[Collected data entries]

=======

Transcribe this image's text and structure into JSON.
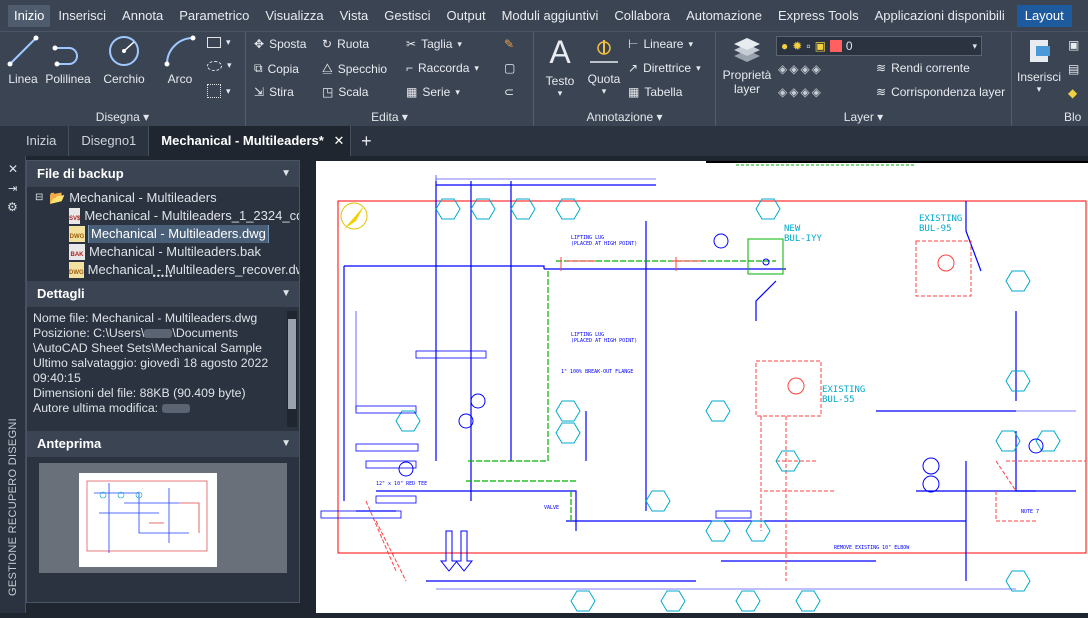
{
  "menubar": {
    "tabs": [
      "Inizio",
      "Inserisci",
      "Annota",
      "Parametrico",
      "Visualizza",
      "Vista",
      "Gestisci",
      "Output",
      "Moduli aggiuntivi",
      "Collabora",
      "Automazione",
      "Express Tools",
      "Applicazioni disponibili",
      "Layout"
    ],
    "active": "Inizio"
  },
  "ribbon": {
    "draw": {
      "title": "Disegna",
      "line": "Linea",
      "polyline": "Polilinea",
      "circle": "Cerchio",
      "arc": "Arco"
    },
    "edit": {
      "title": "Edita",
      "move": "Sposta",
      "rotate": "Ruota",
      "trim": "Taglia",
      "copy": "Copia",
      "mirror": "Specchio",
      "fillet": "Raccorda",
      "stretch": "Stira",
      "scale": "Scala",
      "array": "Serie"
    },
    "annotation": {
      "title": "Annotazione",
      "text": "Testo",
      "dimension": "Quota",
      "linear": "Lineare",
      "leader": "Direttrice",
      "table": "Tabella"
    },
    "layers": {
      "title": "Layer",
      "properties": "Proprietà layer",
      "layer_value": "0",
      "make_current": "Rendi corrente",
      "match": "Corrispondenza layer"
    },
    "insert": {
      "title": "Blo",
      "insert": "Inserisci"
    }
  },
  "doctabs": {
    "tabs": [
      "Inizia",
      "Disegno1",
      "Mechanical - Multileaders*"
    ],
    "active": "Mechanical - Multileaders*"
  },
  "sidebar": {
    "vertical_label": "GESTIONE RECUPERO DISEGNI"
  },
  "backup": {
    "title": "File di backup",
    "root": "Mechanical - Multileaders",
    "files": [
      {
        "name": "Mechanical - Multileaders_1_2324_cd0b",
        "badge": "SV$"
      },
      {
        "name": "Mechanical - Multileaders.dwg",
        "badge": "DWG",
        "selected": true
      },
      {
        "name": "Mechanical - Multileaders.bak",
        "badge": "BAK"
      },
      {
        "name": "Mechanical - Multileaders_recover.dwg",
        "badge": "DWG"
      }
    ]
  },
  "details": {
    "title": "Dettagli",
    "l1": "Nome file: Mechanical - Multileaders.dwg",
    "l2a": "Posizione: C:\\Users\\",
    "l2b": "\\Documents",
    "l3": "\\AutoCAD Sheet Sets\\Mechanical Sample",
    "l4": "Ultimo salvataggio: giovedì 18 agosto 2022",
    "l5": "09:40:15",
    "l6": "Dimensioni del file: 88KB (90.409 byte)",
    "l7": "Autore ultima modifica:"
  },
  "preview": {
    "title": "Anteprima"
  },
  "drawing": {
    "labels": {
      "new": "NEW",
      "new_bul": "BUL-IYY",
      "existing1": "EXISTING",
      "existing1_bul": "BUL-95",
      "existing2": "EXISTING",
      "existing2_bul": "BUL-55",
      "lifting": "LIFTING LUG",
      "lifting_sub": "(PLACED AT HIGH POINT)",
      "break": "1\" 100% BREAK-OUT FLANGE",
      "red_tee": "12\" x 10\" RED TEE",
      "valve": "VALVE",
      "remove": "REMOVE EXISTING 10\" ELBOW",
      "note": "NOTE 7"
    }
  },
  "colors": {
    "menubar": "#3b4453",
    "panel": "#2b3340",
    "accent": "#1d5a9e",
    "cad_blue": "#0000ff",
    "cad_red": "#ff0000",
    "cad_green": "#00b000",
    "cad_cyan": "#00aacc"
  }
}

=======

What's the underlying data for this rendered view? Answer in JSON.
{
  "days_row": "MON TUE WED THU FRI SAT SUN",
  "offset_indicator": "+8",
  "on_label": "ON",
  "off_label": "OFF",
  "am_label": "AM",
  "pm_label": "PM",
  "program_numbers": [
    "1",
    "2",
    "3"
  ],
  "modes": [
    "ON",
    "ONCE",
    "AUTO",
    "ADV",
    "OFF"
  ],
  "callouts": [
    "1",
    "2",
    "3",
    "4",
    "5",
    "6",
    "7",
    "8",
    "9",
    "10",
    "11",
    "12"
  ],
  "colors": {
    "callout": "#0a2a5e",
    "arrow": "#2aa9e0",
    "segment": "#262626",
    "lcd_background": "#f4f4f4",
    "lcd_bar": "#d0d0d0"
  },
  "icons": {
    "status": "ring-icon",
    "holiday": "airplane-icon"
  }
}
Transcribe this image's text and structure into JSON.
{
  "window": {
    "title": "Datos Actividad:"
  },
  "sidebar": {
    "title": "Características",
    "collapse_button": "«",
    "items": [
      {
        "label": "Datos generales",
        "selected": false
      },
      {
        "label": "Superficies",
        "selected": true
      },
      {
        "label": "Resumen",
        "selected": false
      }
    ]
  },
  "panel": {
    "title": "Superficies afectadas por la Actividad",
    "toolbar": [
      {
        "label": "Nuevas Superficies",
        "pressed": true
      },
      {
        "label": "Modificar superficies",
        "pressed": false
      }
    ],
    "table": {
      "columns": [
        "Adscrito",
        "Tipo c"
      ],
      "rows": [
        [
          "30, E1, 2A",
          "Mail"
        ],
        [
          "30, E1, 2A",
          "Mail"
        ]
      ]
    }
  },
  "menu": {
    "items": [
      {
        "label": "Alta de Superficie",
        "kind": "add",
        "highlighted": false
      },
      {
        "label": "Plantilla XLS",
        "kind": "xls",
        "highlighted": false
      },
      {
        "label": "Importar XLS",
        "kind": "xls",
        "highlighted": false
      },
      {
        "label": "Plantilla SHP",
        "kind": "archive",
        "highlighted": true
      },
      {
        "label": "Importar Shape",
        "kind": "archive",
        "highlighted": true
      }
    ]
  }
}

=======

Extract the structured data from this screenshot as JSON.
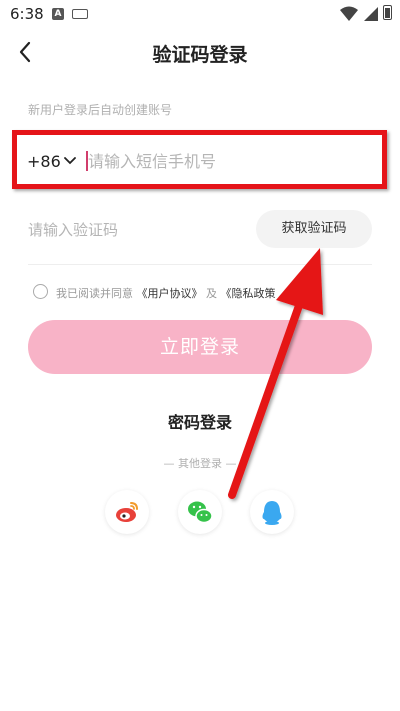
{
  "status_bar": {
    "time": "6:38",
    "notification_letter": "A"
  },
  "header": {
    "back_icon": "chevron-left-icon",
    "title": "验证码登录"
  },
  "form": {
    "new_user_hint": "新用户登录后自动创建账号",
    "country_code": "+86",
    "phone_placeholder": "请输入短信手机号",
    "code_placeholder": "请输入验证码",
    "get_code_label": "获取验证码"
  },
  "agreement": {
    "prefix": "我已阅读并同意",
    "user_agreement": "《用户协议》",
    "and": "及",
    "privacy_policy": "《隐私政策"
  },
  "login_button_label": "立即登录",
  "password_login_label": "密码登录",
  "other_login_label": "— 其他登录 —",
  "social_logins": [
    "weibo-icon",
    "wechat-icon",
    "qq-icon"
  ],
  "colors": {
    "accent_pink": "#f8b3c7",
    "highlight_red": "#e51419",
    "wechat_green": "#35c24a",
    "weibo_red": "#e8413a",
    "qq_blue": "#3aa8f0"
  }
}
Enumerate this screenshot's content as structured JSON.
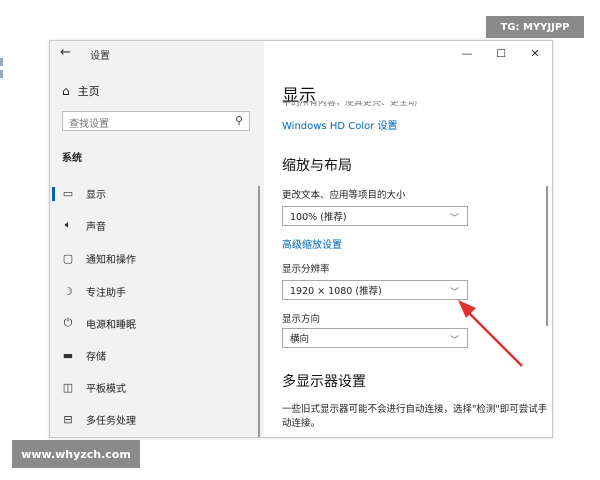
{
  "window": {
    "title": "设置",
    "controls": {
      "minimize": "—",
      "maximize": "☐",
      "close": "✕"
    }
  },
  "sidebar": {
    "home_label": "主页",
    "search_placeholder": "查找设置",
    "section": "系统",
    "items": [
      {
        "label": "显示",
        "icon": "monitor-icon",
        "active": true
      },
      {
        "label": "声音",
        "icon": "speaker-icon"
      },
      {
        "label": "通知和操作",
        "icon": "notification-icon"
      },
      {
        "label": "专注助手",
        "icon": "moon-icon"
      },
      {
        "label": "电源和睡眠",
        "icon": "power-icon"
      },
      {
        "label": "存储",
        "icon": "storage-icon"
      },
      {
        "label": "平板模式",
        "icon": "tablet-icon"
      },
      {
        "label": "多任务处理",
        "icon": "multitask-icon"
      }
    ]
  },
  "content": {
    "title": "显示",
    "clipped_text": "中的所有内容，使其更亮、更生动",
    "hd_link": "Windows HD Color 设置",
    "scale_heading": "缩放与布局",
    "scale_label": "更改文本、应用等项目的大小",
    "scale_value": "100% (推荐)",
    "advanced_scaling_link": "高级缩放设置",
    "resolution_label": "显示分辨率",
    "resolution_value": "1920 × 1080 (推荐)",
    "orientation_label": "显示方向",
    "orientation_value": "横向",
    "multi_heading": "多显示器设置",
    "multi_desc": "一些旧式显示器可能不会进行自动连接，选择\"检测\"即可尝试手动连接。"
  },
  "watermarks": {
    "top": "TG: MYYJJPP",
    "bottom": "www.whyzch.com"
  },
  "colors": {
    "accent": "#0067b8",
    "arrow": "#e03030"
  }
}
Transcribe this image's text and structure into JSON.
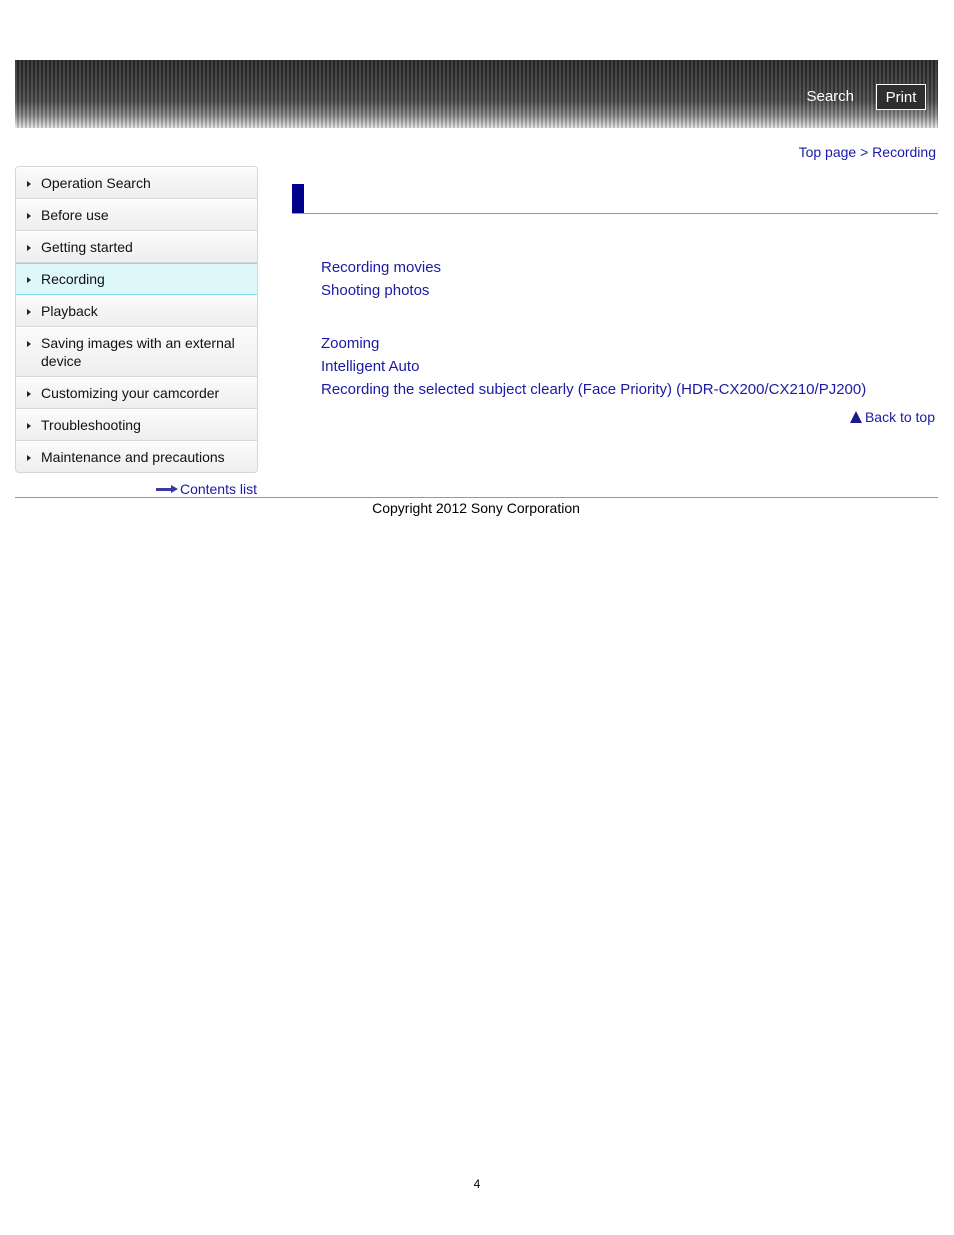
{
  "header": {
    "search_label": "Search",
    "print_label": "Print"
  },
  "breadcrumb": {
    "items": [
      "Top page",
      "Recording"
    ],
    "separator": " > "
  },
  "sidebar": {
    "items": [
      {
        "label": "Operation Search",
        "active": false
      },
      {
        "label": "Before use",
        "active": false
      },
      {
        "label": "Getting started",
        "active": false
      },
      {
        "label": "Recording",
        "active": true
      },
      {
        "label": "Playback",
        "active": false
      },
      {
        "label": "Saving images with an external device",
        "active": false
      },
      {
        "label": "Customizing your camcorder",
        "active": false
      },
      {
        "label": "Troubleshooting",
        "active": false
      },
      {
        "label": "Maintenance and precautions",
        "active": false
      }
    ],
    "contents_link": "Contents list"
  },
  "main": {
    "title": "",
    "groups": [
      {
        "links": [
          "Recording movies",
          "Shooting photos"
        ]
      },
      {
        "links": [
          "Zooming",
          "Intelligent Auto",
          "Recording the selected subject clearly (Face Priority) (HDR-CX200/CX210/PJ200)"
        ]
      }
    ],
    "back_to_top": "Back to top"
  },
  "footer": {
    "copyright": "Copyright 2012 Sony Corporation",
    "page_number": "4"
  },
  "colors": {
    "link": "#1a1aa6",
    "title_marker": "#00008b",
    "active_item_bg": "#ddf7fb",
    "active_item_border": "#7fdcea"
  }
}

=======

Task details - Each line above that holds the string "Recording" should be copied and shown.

Answer box -
      "Recording"
        "label": "Recording",
          "Recording movies",
          "Recording the selected subject clearly (Face Priority) (HDR-CX200/CX210/PJ200)"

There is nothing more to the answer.